      I’ve never seen it as a dumb stat. It’s limited–and maybe considered dumb by some–because both runs and rbi’s depend upon the success of other players, but few stats in team sports are totally devoid of the influence of other players. Home runs, for example, depend to some extent upon the opposing pitcher. The home ball park enters in to it, too.

      • David

        Actually, when you look at “runs produced”, it was RBI’s + Runs scored, minus home runs (because when you hit a home run, you drive in a run and score a run, double counting).
        No, I don’t think it is a dumb idea, but it was tossed around in the ’70’s, and then it was dropped.
        Look at Joe Morgan’s “runs produced” in 1975 and 1976, and you can see why he was voted MVP those years.

      • Jim Walker

        The “Runs Created” stat (RC) (versus Runs Produced) is TB x (H + BB) / (AB + BB) this provides the basis for wRC and weighted Runs Created (wRC) The TB in the RC formula is total bases which awards not just home runs but all hits (H in the formula).

        wRC adds in external factors such as park and when normalized to make league average be 100 is expressed as wRC+ which can be used for comparison in place of OPS+.

        So RC is essentially the same concept as “Runs Produced” but with all hits in the calculation without regard to whether they resulted in RBI(s).

  4. Ahimsa

    Future Dodger is my guess. Can’t have to many all-stars.

    • west larry

      I think that you are referring to Soto, when he is eligible to be a free agent? Sad, but probably true. The Dodgers will probably crank up their printing machine and give him about 200 million for five years.

      • west larry

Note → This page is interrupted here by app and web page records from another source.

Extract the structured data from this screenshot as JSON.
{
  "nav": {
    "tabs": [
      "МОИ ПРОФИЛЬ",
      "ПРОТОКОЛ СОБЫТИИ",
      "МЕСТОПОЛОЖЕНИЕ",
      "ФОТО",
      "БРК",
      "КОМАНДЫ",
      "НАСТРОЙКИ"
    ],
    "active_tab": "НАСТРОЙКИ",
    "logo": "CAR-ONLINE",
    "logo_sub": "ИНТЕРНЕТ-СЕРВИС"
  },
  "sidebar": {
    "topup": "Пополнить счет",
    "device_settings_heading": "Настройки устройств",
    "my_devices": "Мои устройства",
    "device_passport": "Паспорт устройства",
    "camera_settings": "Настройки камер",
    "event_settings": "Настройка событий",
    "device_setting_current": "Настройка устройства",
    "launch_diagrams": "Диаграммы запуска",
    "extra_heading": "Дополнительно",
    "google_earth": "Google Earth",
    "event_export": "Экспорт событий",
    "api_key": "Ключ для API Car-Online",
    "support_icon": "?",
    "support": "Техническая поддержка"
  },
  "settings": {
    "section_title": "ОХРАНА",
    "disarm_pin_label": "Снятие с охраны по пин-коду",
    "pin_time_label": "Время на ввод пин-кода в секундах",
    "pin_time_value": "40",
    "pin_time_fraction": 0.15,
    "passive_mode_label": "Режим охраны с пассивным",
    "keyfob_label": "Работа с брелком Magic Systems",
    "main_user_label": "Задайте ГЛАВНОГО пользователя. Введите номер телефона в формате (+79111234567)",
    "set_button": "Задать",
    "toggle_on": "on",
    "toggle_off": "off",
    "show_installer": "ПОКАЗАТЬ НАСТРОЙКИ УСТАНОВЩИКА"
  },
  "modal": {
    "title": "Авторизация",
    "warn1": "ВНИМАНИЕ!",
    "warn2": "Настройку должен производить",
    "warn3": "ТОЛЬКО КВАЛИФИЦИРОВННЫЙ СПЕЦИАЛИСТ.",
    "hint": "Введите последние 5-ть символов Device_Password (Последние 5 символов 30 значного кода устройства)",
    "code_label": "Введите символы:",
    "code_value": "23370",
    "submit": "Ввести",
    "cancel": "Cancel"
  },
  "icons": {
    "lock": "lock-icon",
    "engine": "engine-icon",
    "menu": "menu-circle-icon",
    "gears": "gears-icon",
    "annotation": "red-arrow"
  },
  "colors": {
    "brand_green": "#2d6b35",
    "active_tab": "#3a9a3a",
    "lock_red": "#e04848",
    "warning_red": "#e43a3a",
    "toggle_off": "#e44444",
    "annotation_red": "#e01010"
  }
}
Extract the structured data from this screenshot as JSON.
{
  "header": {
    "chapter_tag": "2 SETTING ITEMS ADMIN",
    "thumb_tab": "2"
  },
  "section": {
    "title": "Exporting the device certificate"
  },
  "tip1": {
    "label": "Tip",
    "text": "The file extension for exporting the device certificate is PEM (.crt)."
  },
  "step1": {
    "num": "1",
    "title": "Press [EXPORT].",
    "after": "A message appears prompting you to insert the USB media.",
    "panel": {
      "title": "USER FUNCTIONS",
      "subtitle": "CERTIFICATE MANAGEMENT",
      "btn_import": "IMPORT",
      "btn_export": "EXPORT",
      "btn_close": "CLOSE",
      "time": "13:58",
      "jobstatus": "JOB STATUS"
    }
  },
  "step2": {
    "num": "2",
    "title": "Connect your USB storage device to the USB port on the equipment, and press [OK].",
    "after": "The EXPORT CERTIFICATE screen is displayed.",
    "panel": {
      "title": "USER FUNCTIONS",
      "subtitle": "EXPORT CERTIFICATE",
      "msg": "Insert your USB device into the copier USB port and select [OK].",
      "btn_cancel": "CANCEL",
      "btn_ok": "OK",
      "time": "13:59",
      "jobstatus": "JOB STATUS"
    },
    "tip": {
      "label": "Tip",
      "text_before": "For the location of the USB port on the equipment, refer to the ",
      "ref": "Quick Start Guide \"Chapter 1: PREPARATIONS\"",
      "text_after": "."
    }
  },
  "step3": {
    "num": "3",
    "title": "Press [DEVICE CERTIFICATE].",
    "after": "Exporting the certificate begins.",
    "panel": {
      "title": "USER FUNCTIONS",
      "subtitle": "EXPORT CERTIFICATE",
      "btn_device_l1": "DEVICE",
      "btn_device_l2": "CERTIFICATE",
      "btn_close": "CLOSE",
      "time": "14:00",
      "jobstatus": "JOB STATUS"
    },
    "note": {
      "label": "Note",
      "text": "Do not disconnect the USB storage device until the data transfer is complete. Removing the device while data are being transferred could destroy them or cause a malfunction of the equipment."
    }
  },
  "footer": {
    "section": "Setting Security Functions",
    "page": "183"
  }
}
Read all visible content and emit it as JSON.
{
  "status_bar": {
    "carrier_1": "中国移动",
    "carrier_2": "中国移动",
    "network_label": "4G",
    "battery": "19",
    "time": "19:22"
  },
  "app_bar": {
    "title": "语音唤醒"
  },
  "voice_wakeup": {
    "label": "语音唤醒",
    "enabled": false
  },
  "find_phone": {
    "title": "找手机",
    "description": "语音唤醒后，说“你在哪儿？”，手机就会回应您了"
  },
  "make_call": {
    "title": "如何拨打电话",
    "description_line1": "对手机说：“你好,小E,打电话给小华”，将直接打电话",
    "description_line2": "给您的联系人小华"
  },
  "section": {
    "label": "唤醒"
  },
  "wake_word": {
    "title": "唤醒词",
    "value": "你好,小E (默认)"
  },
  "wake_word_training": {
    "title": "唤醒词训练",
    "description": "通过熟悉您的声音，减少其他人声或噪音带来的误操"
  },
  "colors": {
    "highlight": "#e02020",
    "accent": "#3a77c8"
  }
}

        I keep dreaming that the reds pay him enough to stay. As much as I dislike the dodgers, if they sign him it’s a easy drive to dodger stadium to watch Nick.

  5. Jim Walker

    I am an old guy who tries not to be too old school but have problems getting into individual post season awards. This said, it they are going to do such things, Nick Castellanos deserves one. However, I bet he’d trade it to still be playing in the post season.